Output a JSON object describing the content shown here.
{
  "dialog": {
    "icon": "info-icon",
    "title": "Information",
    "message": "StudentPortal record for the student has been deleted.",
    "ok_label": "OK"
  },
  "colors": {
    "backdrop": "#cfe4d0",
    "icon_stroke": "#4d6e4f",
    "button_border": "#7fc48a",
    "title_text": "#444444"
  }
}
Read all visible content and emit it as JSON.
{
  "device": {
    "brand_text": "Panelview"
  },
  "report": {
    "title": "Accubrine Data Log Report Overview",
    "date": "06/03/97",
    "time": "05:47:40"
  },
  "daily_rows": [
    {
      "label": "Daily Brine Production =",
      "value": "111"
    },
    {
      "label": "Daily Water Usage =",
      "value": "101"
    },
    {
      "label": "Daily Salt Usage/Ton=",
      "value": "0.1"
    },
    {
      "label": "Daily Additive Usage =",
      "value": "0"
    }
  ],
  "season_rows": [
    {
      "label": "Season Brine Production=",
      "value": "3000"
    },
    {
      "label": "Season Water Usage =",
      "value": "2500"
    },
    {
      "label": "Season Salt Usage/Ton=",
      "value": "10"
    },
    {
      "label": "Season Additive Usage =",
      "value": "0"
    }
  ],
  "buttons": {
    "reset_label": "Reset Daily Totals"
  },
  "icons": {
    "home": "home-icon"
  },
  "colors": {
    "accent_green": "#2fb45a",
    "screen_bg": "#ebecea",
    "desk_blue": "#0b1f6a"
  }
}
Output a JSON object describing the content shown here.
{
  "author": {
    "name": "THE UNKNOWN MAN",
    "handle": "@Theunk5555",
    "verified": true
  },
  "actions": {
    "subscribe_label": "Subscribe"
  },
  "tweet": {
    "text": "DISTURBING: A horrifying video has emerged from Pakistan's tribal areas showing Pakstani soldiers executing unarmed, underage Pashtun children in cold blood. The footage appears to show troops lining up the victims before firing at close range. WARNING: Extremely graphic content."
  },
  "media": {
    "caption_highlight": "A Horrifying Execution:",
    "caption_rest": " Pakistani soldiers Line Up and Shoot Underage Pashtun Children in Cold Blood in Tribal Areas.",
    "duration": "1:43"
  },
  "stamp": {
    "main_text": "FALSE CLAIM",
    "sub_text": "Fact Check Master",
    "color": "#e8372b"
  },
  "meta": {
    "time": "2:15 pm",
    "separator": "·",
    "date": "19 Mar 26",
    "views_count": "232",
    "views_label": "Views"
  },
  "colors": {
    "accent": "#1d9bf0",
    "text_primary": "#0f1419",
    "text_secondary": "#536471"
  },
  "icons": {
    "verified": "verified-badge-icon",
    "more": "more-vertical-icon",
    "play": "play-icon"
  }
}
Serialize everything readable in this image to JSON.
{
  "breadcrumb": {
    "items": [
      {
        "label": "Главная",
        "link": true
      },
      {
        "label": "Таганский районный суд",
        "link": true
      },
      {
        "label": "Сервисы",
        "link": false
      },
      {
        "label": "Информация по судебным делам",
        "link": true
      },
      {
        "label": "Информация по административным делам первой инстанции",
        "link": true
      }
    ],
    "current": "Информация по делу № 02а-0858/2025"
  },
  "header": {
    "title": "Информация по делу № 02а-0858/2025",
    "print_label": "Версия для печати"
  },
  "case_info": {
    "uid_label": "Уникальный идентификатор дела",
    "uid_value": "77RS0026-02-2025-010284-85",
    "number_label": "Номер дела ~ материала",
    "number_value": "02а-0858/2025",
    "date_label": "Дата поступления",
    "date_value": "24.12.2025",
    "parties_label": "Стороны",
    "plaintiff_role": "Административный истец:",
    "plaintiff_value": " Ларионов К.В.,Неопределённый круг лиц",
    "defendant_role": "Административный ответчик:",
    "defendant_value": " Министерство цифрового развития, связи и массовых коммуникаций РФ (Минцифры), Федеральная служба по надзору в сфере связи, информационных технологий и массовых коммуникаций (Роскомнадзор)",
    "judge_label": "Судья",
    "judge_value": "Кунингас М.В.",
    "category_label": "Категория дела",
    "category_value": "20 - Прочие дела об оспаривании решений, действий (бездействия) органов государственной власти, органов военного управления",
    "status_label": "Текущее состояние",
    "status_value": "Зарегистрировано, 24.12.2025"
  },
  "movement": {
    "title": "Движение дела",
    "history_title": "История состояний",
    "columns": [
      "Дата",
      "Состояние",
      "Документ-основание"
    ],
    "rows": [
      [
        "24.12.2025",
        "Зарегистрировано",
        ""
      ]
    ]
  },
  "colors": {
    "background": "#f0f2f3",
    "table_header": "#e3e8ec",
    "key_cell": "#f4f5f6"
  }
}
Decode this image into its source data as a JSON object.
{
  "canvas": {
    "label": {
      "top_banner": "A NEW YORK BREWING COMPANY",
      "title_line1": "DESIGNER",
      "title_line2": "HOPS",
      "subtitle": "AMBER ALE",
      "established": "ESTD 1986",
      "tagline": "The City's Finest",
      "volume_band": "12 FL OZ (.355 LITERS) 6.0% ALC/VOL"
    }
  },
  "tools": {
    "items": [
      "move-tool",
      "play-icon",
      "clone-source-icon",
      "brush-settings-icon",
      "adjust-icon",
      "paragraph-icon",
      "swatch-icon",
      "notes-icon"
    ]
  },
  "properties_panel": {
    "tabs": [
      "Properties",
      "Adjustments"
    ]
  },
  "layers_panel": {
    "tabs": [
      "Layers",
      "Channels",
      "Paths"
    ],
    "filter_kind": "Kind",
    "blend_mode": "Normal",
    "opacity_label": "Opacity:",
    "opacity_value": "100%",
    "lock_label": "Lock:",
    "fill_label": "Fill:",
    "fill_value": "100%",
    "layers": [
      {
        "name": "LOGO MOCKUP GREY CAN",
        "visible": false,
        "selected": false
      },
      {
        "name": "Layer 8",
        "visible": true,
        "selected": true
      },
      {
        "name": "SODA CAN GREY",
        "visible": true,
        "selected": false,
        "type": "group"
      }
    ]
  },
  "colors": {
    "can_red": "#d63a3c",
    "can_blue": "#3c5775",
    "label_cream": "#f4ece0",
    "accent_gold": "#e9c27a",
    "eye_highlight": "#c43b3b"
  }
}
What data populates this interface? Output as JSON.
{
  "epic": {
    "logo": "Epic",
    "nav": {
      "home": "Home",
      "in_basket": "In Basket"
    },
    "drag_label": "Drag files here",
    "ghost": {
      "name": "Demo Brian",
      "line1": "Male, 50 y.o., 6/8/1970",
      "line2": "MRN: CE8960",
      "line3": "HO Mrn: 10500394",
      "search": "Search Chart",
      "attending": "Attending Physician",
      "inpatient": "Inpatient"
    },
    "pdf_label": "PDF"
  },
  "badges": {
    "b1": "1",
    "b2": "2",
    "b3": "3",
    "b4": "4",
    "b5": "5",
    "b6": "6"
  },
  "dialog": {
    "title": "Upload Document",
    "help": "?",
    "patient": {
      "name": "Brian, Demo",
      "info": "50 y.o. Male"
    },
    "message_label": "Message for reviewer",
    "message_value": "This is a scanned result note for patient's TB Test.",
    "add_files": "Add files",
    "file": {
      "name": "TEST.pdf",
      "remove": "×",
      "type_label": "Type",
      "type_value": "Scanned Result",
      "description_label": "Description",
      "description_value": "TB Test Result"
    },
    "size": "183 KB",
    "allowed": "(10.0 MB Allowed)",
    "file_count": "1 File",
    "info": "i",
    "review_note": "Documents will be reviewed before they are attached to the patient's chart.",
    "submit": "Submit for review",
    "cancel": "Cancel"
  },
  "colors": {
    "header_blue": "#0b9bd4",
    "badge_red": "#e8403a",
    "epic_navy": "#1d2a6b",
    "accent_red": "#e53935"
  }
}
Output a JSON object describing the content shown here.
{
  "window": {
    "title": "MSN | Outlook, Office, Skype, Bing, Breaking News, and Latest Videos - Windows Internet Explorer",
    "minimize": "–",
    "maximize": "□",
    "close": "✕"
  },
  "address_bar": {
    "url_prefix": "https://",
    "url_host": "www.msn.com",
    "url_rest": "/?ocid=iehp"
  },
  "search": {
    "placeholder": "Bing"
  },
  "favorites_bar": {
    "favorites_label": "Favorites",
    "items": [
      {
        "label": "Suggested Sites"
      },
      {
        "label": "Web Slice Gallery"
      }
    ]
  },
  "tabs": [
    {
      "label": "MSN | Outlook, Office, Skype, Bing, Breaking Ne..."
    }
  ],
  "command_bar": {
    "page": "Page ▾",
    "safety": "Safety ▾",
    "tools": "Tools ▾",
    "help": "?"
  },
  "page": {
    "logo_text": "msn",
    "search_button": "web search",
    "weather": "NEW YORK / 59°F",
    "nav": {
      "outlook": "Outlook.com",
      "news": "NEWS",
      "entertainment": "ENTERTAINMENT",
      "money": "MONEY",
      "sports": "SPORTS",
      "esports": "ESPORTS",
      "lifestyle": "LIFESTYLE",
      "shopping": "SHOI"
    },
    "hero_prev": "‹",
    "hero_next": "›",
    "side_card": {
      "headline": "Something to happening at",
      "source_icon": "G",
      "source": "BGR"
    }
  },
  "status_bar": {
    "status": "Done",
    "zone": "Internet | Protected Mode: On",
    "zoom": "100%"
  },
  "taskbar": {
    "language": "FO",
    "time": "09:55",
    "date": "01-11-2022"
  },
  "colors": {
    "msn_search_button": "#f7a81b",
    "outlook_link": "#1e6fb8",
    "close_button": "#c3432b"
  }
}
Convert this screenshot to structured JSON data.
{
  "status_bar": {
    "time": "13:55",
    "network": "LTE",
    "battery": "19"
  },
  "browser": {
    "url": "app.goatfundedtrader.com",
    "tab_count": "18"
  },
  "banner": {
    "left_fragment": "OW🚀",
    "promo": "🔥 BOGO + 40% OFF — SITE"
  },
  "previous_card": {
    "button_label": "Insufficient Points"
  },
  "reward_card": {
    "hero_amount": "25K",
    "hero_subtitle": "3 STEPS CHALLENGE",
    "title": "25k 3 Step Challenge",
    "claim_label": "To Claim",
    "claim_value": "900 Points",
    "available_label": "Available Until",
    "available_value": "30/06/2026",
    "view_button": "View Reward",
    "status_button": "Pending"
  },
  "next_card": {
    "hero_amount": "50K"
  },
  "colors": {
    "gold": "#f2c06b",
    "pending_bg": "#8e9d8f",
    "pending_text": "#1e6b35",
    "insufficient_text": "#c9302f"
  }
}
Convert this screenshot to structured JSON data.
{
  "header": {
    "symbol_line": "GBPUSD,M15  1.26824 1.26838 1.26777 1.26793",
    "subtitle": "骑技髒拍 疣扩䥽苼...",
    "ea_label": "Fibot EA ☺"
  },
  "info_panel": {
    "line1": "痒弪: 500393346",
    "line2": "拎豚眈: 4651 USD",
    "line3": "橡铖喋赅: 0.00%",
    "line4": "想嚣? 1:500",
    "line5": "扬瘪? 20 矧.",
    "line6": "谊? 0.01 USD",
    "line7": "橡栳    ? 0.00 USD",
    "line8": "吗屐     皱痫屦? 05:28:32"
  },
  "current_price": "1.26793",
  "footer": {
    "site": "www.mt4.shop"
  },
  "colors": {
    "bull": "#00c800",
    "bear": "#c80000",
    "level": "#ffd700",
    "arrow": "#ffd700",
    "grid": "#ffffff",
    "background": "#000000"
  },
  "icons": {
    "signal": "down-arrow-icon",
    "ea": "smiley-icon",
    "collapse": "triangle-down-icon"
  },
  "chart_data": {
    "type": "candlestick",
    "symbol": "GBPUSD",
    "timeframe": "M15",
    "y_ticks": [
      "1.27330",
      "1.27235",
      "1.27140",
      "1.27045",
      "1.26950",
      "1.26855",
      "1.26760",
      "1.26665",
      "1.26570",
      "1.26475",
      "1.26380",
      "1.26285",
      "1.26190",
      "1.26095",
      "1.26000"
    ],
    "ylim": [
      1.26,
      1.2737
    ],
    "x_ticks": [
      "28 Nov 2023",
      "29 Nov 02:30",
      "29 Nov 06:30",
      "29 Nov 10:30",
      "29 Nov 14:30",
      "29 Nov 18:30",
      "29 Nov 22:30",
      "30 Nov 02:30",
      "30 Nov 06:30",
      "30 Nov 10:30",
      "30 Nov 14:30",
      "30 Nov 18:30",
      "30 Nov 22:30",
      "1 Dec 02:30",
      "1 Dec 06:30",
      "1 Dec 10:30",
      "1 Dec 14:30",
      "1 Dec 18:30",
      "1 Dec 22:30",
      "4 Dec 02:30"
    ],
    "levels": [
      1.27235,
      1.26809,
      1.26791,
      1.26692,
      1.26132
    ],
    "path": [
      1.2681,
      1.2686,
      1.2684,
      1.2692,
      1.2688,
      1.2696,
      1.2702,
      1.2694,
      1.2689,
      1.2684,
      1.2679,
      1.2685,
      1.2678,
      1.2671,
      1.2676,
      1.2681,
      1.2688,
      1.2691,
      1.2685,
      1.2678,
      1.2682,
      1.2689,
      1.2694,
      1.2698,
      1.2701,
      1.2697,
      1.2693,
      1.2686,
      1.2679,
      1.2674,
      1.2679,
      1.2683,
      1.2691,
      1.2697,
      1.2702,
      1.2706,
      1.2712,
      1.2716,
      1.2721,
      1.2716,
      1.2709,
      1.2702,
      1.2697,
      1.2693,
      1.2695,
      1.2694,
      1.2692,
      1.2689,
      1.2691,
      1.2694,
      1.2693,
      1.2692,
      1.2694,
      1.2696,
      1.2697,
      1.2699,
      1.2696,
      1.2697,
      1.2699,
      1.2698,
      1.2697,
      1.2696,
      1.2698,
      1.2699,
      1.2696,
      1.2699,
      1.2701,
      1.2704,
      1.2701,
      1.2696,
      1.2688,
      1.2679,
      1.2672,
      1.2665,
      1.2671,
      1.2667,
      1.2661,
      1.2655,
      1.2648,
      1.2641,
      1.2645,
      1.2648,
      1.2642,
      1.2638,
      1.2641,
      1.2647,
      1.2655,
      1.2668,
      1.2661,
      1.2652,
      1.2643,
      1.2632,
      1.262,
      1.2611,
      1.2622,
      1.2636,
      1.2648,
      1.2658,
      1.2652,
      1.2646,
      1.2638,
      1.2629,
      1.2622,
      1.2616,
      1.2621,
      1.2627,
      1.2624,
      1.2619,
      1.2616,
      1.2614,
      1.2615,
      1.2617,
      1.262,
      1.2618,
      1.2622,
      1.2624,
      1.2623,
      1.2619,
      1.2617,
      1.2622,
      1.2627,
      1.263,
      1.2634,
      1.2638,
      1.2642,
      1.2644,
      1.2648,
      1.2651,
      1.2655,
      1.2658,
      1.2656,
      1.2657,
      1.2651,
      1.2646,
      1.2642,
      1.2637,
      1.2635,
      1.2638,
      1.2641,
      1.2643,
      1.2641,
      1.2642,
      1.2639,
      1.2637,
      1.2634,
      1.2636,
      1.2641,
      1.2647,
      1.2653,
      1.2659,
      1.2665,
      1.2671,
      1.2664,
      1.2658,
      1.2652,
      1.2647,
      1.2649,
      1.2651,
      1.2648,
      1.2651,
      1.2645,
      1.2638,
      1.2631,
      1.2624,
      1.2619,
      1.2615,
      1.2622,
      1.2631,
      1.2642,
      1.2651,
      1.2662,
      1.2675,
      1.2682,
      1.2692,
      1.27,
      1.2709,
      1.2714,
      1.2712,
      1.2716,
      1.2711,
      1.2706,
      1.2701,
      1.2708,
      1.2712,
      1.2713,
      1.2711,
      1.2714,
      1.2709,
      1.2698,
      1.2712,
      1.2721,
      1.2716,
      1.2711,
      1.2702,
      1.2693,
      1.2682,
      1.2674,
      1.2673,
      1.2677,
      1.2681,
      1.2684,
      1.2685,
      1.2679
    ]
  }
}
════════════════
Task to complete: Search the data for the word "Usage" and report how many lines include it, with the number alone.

The completed task: 6